Top of Supplied records
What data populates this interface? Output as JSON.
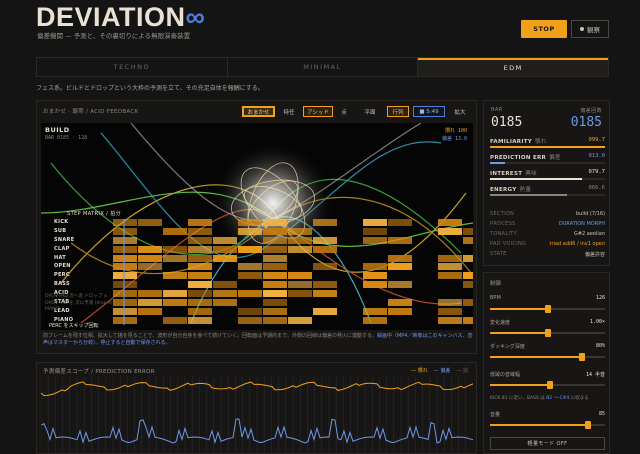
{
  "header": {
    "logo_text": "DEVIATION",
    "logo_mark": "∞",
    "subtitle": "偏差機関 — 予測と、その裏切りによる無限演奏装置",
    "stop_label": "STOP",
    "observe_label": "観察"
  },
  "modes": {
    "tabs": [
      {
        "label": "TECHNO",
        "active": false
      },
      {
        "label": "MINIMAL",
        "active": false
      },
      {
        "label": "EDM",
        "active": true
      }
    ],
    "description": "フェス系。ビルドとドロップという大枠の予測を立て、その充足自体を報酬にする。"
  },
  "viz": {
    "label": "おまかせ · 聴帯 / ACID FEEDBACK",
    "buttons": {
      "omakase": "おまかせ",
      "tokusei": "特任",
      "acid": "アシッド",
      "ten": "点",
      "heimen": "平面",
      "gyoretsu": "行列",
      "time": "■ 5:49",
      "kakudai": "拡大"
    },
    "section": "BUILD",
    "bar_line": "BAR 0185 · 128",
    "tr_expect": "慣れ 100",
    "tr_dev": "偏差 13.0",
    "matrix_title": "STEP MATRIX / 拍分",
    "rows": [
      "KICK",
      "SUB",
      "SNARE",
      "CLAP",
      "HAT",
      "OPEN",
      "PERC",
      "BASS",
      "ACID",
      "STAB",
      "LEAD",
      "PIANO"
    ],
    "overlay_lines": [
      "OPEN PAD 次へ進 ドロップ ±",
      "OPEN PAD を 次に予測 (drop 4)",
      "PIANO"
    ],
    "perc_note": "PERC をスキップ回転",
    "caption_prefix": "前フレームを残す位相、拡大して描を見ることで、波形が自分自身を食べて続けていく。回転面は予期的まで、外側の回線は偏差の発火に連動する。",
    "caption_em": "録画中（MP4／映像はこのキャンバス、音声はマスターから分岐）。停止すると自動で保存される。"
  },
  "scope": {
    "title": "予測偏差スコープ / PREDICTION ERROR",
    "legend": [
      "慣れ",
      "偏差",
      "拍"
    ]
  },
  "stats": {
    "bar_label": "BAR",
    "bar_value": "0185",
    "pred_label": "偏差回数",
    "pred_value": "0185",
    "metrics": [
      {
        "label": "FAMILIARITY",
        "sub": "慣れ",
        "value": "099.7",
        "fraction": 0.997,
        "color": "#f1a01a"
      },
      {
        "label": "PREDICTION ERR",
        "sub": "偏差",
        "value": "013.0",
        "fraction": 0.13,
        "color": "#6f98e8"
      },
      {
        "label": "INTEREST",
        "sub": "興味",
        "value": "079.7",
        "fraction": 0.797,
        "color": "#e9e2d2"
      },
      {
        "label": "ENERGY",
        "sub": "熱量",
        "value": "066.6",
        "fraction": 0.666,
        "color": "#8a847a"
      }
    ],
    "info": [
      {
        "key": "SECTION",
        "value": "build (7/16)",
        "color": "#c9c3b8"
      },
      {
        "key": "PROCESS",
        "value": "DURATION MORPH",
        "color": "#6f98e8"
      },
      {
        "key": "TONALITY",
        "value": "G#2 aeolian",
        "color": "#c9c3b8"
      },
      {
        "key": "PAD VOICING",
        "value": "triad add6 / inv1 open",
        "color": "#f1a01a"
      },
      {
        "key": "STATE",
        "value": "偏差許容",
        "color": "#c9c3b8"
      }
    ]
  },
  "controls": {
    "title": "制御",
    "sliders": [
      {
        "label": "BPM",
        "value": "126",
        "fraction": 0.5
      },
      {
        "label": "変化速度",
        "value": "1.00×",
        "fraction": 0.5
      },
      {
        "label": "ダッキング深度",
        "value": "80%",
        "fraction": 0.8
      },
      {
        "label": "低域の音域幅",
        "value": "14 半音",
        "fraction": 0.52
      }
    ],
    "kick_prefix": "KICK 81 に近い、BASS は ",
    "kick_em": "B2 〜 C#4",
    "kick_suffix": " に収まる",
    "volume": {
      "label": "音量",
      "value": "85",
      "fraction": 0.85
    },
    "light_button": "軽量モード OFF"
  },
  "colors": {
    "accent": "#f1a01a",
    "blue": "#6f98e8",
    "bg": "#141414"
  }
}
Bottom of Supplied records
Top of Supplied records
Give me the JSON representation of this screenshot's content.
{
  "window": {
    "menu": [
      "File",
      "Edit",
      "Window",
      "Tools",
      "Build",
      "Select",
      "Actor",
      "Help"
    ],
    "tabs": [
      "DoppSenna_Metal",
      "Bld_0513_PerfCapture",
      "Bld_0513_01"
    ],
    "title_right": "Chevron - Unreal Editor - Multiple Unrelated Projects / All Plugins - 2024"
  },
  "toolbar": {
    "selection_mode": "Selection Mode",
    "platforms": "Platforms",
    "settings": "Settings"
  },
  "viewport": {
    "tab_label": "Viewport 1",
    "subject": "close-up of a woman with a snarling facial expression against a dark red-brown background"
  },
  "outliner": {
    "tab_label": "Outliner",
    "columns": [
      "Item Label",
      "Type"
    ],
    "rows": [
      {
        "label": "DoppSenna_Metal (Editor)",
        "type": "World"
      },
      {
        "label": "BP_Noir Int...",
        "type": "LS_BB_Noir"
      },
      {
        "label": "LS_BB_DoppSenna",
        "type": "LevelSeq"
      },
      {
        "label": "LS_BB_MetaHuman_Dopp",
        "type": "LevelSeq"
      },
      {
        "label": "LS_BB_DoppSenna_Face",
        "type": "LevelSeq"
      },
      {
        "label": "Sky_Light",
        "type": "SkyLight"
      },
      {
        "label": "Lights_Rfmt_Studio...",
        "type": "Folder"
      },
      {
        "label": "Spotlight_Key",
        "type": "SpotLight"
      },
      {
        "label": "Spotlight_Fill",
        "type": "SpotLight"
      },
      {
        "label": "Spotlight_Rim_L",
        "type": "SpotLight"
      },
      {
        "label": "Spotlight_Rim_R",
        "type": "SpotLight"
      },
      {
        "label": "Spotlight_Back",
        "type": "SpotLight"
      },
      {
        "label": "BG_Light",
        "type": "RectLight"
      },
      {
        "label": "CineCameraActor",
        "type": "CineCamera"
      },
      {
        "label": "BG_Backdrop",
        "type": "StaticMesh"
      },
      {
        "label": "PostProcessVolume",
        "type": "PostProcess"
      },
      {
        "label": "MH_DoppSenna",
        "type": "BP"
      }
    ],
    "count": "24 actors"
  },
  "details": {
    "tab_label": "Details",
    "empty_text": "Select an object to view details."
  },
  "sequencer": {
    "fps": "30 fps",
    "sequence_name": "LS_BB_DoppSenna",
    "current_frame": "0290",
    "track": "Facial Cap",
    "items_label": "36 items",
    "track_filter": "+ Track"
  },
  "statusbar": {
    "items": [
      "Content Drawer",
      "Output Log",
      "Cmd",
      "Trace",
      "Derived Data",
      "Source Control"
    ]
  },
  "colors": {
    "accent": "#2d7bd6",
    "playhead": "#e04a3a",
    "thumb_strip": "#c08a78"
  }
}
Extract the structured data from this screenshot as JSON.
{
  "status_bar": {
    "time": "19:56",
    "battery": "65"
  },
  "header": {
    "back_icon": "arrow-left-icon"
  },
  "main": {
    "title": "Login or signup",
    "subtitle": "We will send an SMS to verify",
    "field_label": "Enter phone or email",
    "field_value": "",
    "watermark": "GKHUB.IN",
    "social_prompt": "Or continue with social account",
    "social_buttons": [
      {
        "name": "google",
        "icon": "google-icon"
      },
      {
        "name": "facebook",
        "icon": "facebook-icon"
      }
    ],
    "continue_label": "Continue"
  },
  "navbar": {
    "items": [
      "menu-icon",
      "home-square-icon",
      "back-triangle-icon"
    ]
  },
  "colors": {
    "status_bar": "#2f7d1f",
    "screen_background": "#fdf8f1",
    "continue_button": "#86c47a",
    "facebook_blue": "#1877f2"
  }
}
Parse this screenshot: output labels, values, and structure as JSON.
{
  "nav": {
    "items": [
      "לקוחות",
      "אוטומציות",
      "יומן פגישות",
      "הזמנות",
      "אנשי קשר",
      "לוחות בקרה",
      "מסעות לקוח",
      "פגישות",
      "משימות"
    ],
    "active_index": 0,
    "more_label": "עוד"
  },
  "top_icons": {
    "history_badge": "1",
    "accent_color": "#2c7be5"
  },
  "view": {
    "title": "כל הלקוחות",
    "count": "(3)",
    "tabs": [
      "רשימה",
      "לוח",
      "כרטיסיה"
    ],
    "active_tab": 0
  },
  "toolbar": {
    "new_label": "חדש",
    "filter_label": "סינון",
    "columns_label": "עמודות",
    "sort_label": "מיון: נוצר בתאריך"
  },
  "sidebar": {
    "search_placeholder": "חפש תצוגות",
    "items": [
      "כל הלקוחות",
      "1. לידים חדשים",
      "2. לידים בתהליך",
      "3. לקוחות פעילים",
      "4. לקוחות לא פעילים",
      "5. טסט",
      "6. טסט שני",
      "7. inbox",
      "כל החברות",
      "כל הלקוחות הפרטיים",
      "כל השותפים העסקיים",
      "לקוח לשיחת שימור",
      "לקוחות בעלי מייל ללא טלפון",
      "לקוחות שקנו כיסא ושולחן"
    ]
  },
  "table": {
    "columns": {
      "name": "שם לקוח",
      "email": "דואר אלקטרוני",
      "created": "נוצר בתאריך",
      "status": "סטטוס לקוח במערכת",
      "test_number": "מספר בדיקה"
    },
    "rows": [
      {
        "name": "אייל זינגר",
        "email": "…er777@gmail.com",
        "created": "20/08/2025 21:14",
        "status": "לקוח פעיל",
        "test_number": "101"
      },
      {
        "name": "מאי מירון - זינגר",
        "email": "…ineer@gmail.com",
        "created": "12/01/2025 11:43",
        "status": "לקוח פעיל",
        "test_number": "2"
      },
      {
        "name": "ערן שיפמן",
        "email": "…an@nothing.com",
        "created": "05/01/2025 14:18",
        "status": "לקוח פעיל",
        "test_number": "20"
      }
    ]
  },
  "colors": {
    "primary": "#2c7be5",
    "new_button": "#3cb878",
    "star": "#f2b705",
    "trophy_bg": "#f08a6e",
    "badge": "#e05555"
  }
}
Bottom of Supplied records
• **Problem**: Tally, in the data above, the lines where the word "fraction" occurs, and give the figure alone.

• **Task answer**: 9